§ **Task brief**:
Could you restate the entries below word for word and leave out the pictures?

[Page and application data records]
******
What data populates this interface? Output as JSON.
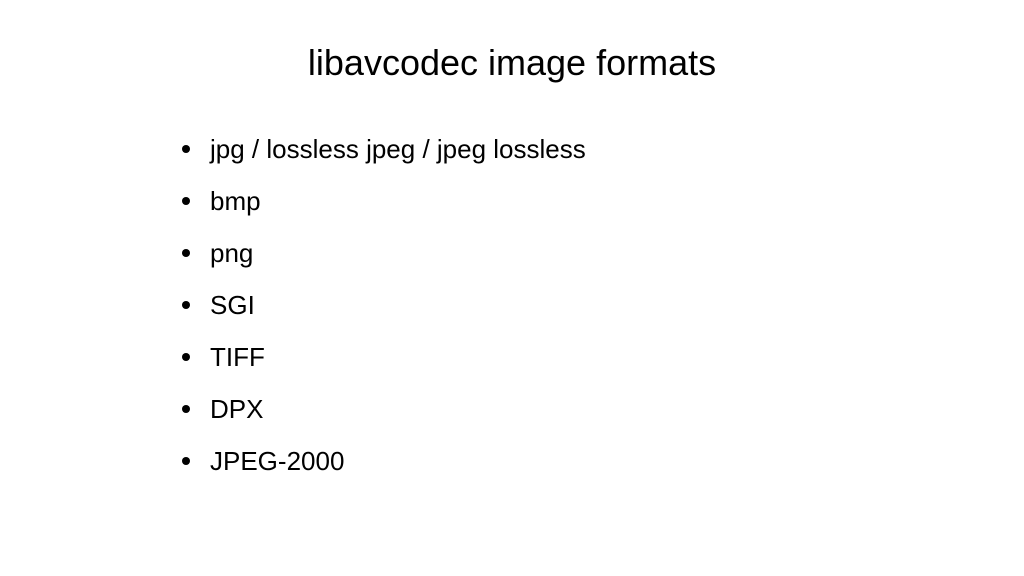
{
  "slide": {
    "title": "libavcodec image formats",
    "items": [
      "jpg / lossless jpeg / jpeg lossless",
      "bmp",
      "png",
      "SGI",
      "TIFF",
      "DPX",
      "JPEG-2000"
    ]
  }
}
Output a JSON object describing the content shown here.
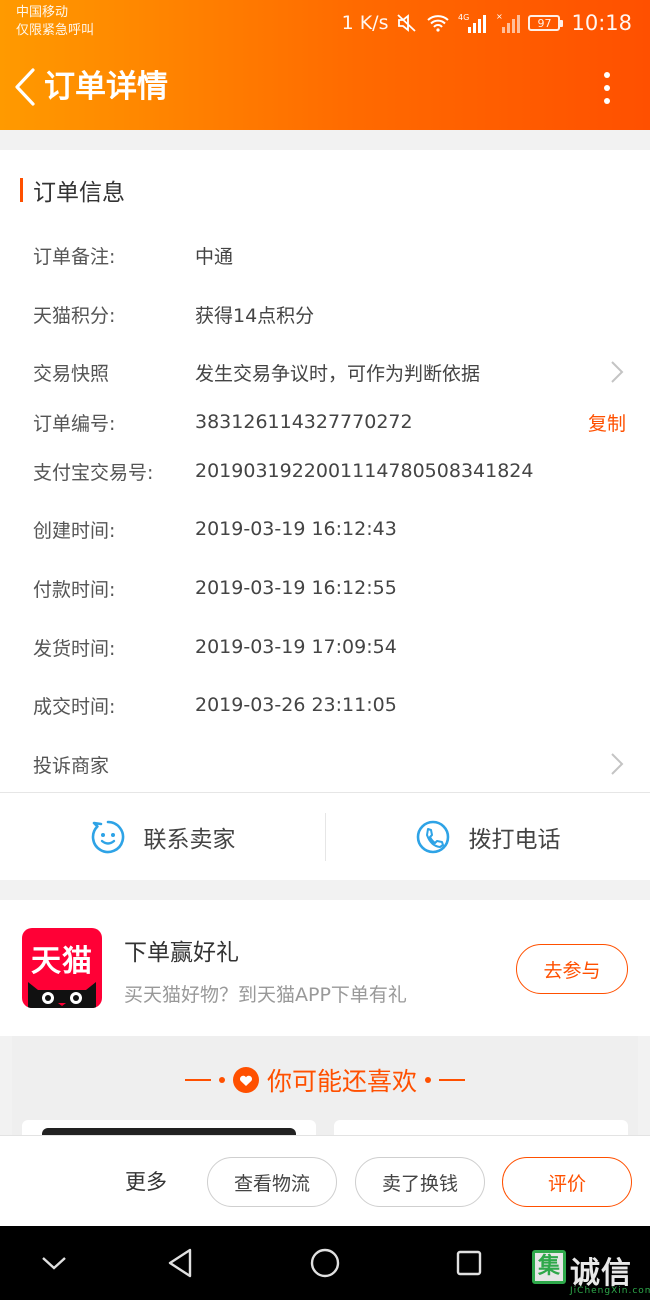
{
  "status_bar": {
    "carrier": "中国移动",
    "emergency": "仅限紧急呼叫",
    "speed": "1 K/s",
    "network": "4G",
    "battery": "97",
    "time": "10:18"
  },
  "header": {
    "title": "订单详情"
  },
  "order_info": {
    "section_title": "订单信息",
    "rows": [
      {
        "label": "订单备注:",
        "value": "中通"
      },
      {
        "label": "天猫积分:",
        "value": "获得14点积分"
      },
      {
        "label": "交易快照",
        "value": "发生交易争议时，可作为判断依据"
      },
      {
        "label": "订单编号:",
        "value": "383126114327770272",
        "action": "复制"
      },
      {
        "label": "支付宝交易号:",
        "value": "2019031922001114780508341824"
      },
      {
        "label": "创建时间:",
        "value": "2019-03-19 16:12:43"
      },
      {
        "label": "付款时间:",
        "value": "2019-03-19 16:12:55"
      },
      {
        "label": "发货时间:",
        "value": "2019-03-19 17:09:54"
      },
      {
        "label": "成交时间:",
        "value": "2019-03-26 23:11:05"
      },
      {
        "label": "投诉商家"
      }
    ]
  },
  "contact": {
    "seller": "联系卖家",
    "phone": "拨打电话"
  },
  "promo": {
    "logo_text": "天猫",
    "title": "下单赢好礼",
    "subtitle": "买天猫好物？到天猫APP下单有礼",
    "button": "去参与"
  },
  "recommend": {
    "title": "你可能还喜欢"
  },
  "bottom_actions": {
    "more": "更多",
    "logistics": "查看物流",
    "resell": "卖了换钱",
    "review": "评价"
  },
  "watermark": {
    "box": "集",
    "text": "诚信",
    "sub": "JiChengXin.com"
  },
  "colors": {
    "accent": "#ff5000",
    "header_start": "#ff9a00",
    "icon_blue": "#2ea3e6"
  }
}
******
§ **Your response**:
What data populates this interface? Output as JSON.
{
  "slide": {
    "title": "libavcodec image formats",
    "items": [
      "jpg / lossless jpeg / jpeg lossless",
      "bmp",
      "png",
      "SGI",
      "TIFF",
      "DPX",
      "JPEG-2000"
    ]
  }
}
Output a JSON object describing the content shown here.
{
  "status_bar": {
    "carrier": "中国移动",
    "emergency": "仅限紧急呼叫",
    "speed": "1 K/s",
    "network": "4G",
    "battery": "97",
    "time": "10:18"
  },
  "header": {
    "title": "订单详情"
  },
  "order_info": {
    "section_title": "订单信息",
    "rows": [
      {
        "label": "订单备注:",
        "value": "中通"
      },
      {
        "label": "天猫积分:",
        "value": "获得14点积分"
      },
      {
        "label": "交易快照",
        "value": "发生交易争议时，可作为判断依据"
      },
      {
        "label": "订单编号:",
        "value": "383126114327770272",
        "action": "复制"
      },
      {
        "label": "支付宝交易号:",
        "value": "2019031922001114780508341824"
      },
      {
        "label": "创建时间:",
        "value": "2019-03-19 16:12:43"
      },
      {
        "label": "付款时间:",
        "value": "2019-03-19 16:12:55"
      },
      {
        "label": "发货时间:",
        "value": "2019-03-19 17:09:54"
      },
      {
        "label": "成交时间:",
        "value": "2019-03-26 23:11:05"
      },
      {
        "label": "投诉商家"
      }
    ]
  },
  "contact": {
    "seller": "联系卖家",
    "phone": "拨打电话"
  },
  "promo": {
    "logo_text": "天猫",
    "title": "下单赢好礼",
    "subtitle": "买天猫好物？到天猫APP下单有礼",
    "button": "去参与"
  },
  "recommend": {
    "title": "你可能还喜欢"
  },
  "bottom_actions": {
    "more": "更多",
    "logistics": "查看物流",
    "resell": "卖了换钱",
    "review": "评价"
  },
  "watermark": {
    "box": "集",
    "text": "诚信",
    "sub": "JiChengXin.com"
  },
  "colors": {
    "accent": "#ff5000",
    "header_start": "#ff9a00",
    "icon_blue": "#2ea3e6"
  }
}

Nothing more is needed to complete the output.